The recital was part of the Wigmore series “Decade by Decade – 100 years of German Song 1810-1910” devised by the pianist Malcolm Martineau, and he and Trekel explored the Lieder of the 1840s which included a well-known song-cycle by Robert Schumann as well as the lesser known ballads by Carl Loewe.

They began the recital with six songs by Felix Mendelssohn. There were some real gems here: Venetianisches Gondellied conjured up a romantic evening rendezvous in Venice, whereas Altdeutsches Frühlingslied, with its sparse piano accompaniment, depicted the loneliness after the loss of a loved one. Unlike Schumann, Mendelssohn doesn’t often wear his heart on sleeve, but Nachtlied, composed about a month before his death, is an emotional song and there was genuine feeling in Trekel’s performance.

From the 125 songs Schumann composed during the year 1840, Trekel and Martineau chose Liederkreis op. 24 for this programme. Comprised of nine songs set to Heine’s text, it loosely narrates a poet’s love, despair and his art. Both musicians knew the work inside out and performed with refreshing freedom and spontaneity (especially in the first two songs), although perhaps due to over-familiarity, there was some untidy piano playing in a few of the songs. In the central song Schöne Wiege meiner Leiden, Trekel’s dark-hued voice brought out the deep despair and what he lacked in the high notes he compensated with emotional commitment.

The second half began with four songs by Clara Schumann, highlighting the diverse range of her style. Liebst du um Schönheit (1841) is a simple setting of a Rückert poem that reflects her happy days with Robert, whereas in Lorelei (1843), Clara succeeds in condensing a dramatic tale in three minutes!

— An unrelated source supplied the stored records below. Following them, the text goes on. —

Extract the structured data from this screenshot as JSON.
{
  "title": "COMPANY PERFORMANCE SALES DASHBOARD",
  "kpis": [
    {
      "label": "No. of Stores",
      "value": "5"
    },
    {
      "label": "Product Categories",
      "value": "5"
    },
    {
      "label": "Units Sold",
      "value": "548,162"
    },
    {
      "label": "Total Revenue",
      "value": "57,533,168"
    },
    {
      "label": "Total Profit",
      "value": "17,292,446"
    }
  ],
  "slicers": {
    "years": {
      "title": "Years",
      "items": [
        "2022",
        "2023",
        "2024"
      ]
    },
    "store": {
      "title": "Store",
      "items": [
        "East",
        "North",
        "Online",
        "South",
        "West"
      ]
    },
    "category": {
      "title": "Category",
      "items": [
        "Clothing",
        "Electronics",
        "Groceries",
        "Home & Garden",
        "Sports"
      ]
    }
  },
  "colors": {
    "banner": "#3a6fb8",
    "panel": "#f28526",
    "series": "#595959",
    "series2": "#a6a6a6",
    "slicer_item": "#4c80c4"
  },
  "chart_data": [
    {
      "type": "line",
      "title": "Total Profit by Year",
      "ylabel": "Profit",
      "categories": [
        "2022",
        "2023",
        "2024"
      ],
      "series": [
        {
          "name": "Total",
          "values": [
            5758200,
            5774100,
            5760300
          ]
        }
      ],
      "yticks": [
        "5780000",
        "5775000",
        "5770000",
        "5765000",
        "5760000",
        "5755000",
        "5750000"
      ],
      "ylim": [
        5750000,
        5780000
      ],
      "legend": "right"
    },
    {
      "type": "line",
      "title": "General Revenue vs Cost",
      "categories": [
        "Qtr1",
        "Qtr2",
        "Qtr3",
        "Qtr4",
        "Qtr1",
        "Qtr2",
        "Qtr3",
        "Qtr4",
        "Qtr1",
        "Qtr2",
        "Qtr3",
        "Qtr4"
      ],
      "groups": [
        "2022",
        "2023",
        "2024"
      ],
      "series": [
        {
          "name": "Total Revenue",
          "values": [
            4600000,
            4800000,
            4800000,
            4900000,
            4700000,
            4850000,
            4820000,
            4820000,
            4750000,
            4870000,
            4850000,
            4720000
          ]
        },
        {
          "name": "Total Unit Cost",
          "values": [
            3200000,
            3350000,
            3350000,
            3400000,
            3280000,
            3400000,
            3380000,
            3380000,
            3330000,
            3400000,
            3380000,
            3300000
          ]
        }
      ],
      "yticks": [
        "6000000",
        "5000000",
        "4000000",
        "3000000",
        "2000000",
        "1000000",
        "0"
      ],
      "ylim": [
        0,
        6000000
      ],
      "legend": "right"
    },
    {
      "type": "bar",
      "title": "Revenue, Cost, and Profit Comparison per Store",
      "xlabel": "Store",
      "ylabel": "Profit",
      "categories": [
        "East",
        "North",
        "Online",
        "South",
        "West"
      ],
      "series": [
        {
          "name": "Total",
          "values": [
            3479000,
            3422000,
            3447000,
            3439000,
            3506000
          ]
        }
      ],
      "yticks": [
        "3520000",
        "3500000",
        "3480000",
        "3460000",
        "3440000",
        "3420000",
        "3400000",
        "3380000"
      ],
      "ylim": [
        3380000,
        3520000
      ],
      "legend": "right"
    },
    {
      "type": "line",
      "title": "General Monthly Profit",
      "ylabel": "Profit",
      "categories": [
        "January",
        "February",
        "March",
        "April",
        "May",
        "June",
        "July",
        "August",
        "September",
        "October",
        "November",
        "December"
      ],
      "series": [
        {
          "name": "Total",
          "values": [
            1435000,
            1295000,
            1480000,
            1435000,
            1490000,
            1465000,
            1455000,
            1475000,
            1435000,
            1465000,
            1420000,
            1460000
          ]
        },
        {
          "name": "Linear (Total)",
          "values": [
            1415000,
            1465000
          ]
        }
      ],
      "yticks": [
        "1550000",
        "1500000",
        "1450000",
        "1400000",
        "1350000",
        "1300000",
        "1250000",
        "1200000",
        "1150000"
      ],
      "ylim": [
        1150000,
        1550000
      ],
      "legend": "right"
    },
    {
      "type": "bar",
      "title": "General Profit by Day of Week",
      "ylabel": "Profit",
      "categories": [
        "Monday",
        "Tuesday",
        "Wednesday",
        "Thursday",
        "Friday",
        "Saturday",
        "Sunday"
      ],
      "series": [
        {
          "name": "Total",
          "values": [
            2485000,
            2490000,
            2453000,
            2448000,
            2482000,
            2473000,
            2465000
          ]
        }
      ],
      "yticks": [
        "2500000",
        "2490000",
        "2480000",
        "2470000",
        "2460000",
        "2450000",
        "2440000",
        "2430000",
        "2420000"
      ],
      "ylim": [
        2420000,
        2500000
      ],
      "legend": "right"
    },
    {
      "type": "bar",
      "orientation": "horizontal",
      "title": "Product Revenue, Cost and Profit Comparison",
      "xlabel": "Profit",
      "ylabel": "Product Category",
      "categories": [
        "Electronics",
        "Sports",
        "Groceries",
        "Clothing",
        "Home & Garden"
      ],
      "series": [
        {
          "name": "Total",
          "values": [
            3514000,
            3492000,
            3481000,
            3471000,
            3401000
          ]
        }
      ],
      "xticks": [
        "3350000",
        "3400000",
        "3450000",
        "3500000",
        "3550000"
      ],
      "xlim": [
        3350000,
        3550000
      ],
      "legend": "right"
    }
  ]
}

In this country we don’t often get the opportunity to hear the ballads of Carl Loewe (1797-1869), perhaps because this genre doesn’t appeal so much to non-German speakers. But placed in the context of other works from the period as in this recital, we were able to enjoy them greatly. Trekel, a confident storyteller, vividly brought to life the scenes in Der Graf von Habsburg, a 10-minute ballad about the coronation of a Habsburg king and his past worthy deeds. My personal favourite was the last song, Der gefangene Admiral, the lament of an admiral locked up in a tower for thirty years without view of his beloved sea, which was presented with warmth yet without sentimentality.

As an encore, Trekel and Martineau returned to Robert Schumann: Du bist wie eine Blume from Myrthen. It was a lovely conclusion to a heart-warming recital on a winter evening.